Tuesday, February 25, 2014

Poetry of Hope

Photograph by Kathleen Tyler Conklin

The third week of February teased us with warmth.  The cold temperatures have returned, but they don't feel quite as bleak.  The springlike days gave us hope that living will become easier soon.  No more heavy coats, icy sidewalks and roads to maneuver or freezing fingertips and toes. Light has nudged aside the early dark afternoons.
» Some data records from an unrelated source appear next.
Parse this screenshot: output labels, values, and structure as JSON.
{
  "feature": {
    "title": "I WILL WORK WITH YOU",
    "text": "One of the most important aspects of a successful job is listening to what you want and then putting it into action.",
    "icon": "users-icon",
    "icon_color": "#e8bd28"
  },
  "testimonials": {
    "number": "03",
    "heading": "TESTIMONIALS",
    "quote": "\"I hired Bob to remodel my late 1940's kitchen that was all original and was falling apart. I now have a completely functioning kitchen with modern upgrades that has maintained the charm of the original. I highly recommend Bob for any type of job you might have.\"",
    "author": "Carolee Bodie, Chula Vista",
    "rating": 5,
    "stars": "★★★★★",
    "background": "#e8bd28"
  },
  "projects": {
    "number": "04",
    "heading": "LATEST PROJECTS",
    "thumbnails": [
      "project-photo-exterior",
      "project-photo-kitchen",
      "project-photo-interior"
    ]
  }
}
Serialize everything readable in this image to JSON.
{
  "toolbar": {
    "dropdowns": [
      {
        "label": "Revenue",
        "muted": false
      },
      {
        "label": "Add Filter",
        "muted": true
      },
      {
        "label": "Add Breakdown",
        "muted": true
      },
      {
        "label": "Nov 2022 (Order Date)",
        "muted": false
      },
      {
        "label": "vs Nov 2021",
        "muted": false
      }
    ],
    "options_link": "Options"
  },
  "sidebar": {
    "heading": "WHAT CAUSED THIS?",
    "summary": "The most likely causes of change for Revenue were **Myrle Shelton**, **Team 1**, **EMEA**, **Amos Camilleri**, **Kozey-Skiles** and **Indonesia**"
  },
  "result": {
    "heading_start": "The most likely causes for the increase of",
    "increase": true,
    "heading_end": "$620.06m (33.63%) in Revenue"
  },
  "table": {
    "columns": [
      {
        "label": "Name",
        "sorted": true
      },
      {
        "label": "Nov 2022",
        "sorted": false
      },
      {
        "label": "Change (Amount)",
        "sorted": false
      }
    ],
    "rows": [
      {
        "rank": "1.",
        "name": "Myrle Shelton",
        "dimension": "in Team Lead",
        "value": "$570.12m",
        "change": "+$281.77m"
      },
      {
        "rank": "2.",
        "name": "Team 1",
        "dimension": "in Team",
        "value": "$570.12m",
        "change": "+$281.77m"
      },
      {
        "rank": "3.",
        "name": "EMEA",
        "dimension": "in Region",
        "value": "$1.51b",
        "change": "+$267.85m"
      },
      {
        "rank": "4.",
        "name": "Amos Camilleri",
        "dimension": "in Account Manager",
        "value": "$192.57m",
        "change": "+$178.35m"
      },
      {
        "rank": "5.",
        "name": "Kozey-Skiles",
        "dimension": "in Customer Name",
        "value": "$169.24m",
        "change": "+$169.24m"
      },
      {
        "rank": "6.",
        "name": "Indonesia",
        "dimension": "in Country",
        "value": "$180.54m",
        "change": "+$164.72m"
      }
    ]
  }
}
We trust more light, warmth and color will soon surround us.

Yet, there are times when we feel this will never happen.  We fear that we will be confined to a life that is cold and dark, drained of color and warmth.  In tough times, despair can take up all the space in our psyche.  We can barely take the next breath.

Most of us have experienced this feeling, whether through personal losses and suffering or from witnessing the conflict, violence and misery that afflicts our world today. Likely both. Life is tough. To be alive is to feel despair.  It is part of being human.  It is at our core a longing that will always be there…whether you feel it as a longing for completion or a union with the divine.  I cannot define what it means for you, but I can suggest one antidote…turning to the mystical poets for help.  Their words may bring you to a better place for awhile.

Rumi, a well known mystical Persian Poet writes "The wound is the place where the light enters you."

Hafiz(Hafez), another great  Persian poet, has left the following words of encouragement.

"I wish I could show you when you are lonely or in darkness the astonishing lightness of your own being."

May the light of hope be with you.


  1. "Found your hope, then, on the ground under your feet."
    Wendell Berry
    Perfect caption for Kathy's picture.

  2. Wall St (1987):

    Man looks in the abyss, there's nothing staring back at him. At that moment, man finds his character. And that is what keeps him out of the abyss.

  3. "Despair is a necessary and seasonal state of repair." David Whyte
    "Never despair, but if you do, work on in despair."
    Edmund Burke

  4. A bit of existentialism there Mike eh?